The Specialist Prosecutor’s Office (SPO) at The Hague in the Netherlands announced recently that it has filed a 10-count indictment charging Kosovo’s president Hashim Thaci and another Kosovo politician Kadri Vesli of war crimes, including murder, forced disappearance of persons, persecution and torture during the Kosovo independence war in the 1990s.
A brief history of Kosovo
For more than four centuries, Kosovo – a landlocked country in the Western Balkans with a population of more than 1.8 million situated north of Greece and surrounded by Serbia, Albania, North Macedonia and Montenegro, whose current residents are ethnic Albanians and Serb, Roma and other minority groups – was ruled by the Ottomans. Serbia acquired it during the First Balkan War in 1912-13.
In 1913, Kosovo was partitioned between Serbia and Montenegro.

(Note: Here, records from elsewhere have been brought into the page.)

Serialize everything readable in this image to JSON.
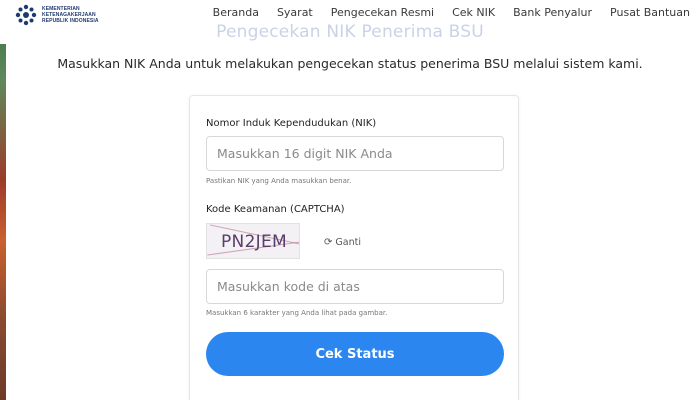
{
  "header": {
    "logo_text": [
      "KEMENTERIAN",
      "KETENAGAKERJAAN",
      "REPUBLIK INDONESIA"
    ],
    "nav": [
      "Beranda",
      "Syarat",
      "Pengecekan Resmi",
      "Cek NIK",
      "Bank Penyalur",
      "Pusat Bantuan"
    ]
  },
  "page": {
    "title": "Pengecekan NIK Penerima BSU",
    "subtitle": "Masukkan NIK Anda untuk melakukan pengecekan status penerima BSU melalui sistem kami."
  },
  "form": {
    "nik_label": "Nomor Induk Kependudukan (NIK)",
    "nik_placeholder": "Masukkan 16 digit NIK Anda",
    "nik_hint": "Pastikan NIK yang Anda masukkan benar.",
    "captcha_label": "Kode Keamanan (CAPTCHA)",
    "captcha_code": "PN2JEM",
    "refresh_label": "Ganti",
    "captcha_placeholder": "Masukkan kode di atas",
    "captcha_hint": "Masukkan 6 karakter yang Anda lihat pada gambar.",
    "submit_label": "Cek Status"
  },
  "icons": {
    "logo": "ministry-logo-icon",
    "refresh": "refresh-icon"
  },
  "colors": {
    "primary_button": "#2b86f0",
    "title_faded": "#c9d3e6"
  }
}
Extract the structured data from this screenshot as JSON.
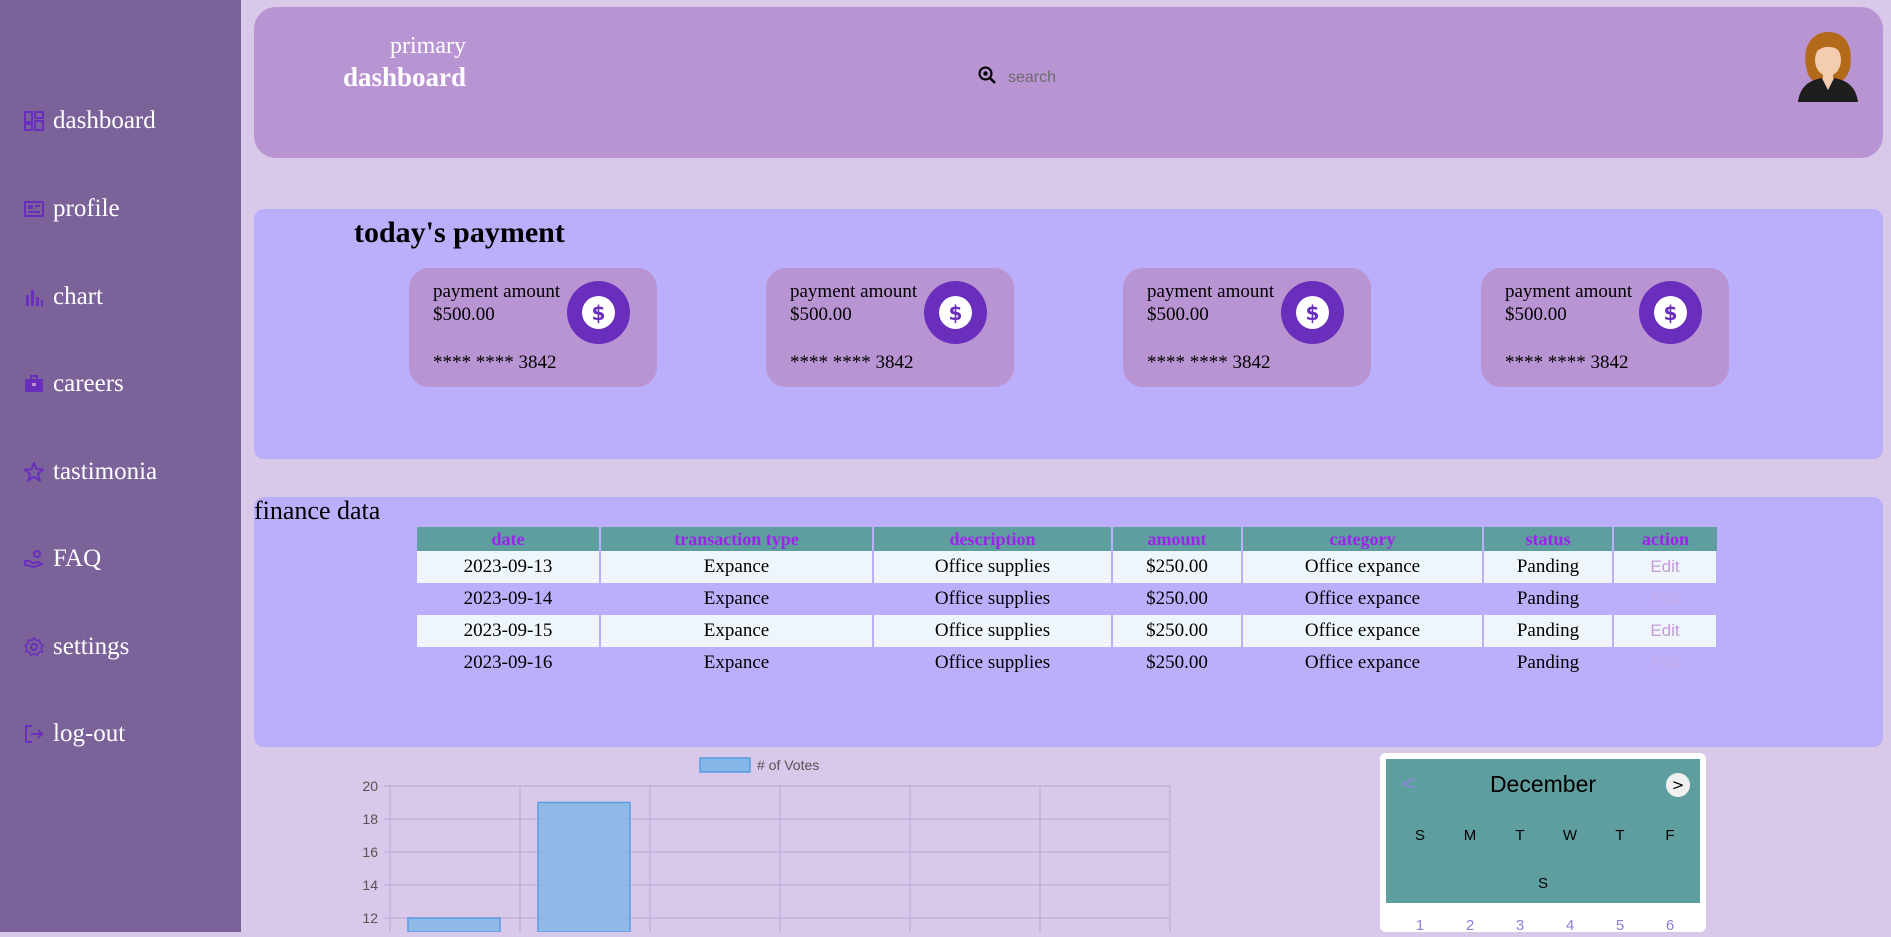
{
  "header": {
    "brand_small": "primary",
    "brand_big": "dashboard",
    "search_placeholder": "search"
  },
  "sidebar": {
    "items": [
      {
        "label": "dashboard",
        "icon": "dashboard-icon"
      },
      {
        "label": "profile",
        "icon": "profile-card-icon"
      },
      {
        "label": "chart",
        "icon": "bar-chart-icon"
      },
      {
        "label": "careers",
        "icon": "briefcase-icon"
      },
      {
        "label": "tastimonia",
        "icon": "star-icon"
      },
      {
        "label": "FAQ",
        "icon": "hand-coin-icon"
      },
      {
        "label": "settings",
        "icon": "gear-icon"
      },
      {
        "label": "log-out",
        "icon": "logout-icon"
      }
    ]
  },
  "payment": {
    "title": "today's payment",
    "cards": [
      {
        "label": "payment amount",
        "amount": "$500.00",
        "card_number": "**** **** 3842"
      },
      {
        "label": "payment amount",
        "amount": "$500.00",
        "card_number": "**** **** 3842"
      },
      {
        "label": "payment amount",
        "amount": "$500.00",
        "card_number": "**** **** 3842"
      },
      {
        "label": "payment amount",
        "amount": "$500.00",
        "card_number": "**** **** 3842"
      }
    ]
  },
  "finance": {
    "title": "finance data",
    "columns": [
      "date",
      "transaction type",
      "description",
      "amount",
      "category",
      "status",
      "action"
    ],
    "rows": [
      [
        "2023-09-13",
        "Expance",
        "Office supplies",
        "$250.00",
        "Office expance",
        "Panding",
        "Edit"
      ],
      [
        "2023-09-14",
        "Expance",
        "Office supplies",
        "$250.00",
        "Office expance",
        "Panding",
        "Edit"
      ],
      [
        "2023-09-15",
        "Expance",
        "Office supplies",
        "$250.00",
        "Office expance",
        "Panding",
        "Edit"
      ],
      [
        "2023-09-16",
        "Expance",
        "Office supplies",
        "$250.00",
        "Office expance",
        "Panding",
        "Edit"
      ]
    ]
  },
  "chart_data": {
    "type": "bar",
    "series": [
      {
        "name": "# of Votes",
        "values": [
          12,
          19
        ]
      }
    ],
    "yticks": [
      12,
      14,
      16,
      18,
      20
    ],
    "ylim_visible": [
      11,
      20
    ],
    "grid": true,
    "legend": "top",
    "bar_color": "#85b6e8"
  },
  "calendar": {
    "month": "December",
    "prev": "<",
    "next": ">",
    "weekdays": [
      "S",
      "M",
      "T",
      "W",
      "T",
      "F"
    ],
    "weekday_last": "S",
    "dates": [
      "1",
      "2",
      "3",
      "4",
      "5",
      "6"
    ]
  },
  "colors": {
    "sidebar": "#7b6299",
    "header": "#b994d2",
    "panel": "#bbaefa",
    "accent": "#6a2ebc",
    "table_header": "#5f9e9e"
  }
}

After World War I, Kosovo was incorporated into the Kingdom of Serbs, Croats and Slovenes, which was later named Yougoslavia.
After World War II, Kosovo became an autonomous province of Serbia, following which the 1974 Yugoslav Constitution gave Kosovo the status of a Socialist Autonomous Province within Serbia.
But in 1981, Kosovo Albanians demanded that Kosovo be given full republic status. In the ensuing riots that year, the Kosovo Albanians were “violently suppressed”.
Following this, in the late 80s, Slobodan Milosevic, the former Serbian president, eliminated Kosovo’s autonomy and imposed direct rule from Belgrade (Serbia’s capital) and ordered the removal of ethnic Albanian state employees, whose jobs were then taken over by Serbs, a minority in Kosovo.
This led to the start of a resistance movement led by Kosovo Albanian leaders in the 1990s, whose main aim was to secure independence for Kosovo. The leaders set up a parallel government funded by the Albanian diaspora and when this movement failed to show results, it led to the emergence of armed resistance in 1997 in the form of the Kosovo Liberation Army (KLA).
In the following years, Milosevic launched a military campaign to crackdown against the KLA, which resulted in ethnic Albanians fleeing Kosovo. The NATO intervened in 1999. More than 10,000 people (mostly ethnic Albanians) died and over a million were driven away from their homes until the NATO intervention forced Serbia to pull its troops out of Kosovo and cede control to the UN and NATO.
After the ethnic Albanians returned to Kosovo, some elements of the KLA conducted revenge killings and abductions of ethnic Serbs and Roma as a result of which thousands of people belonging to these ethnicities fled their homes during the latter half of 1999.
Present situation in Kosovo
In February 2008, Kosovo unilaterally declared independence from Serbia after years of conflict. While Kosovo’s status is recognised by the US and some countries in the EU, Serbia backed by Russia refuses to do so. Even so, there is little reconciliation between Kosovo’s majority ethnic Albanians who support independence and the Serbs in Kosovo, who do not recognise it.
What are the charges against Kosovo’s president?
The indictment alleges that Thaci – one of the founders of the KLA – and other charged suspects are responsible for nearly 100 murders of known victims and political opponents of Kosovo Albanian, Serb and Roma ethnicities.
In 1997, Thaci became the chief of the political directorate of the KLA and after the war, he became the prime minister in the provisional government of Kosovo from 1999-2000. He was also the prime minister of Kosovo, elected in November 2007, soon after which, he declared it an independent state.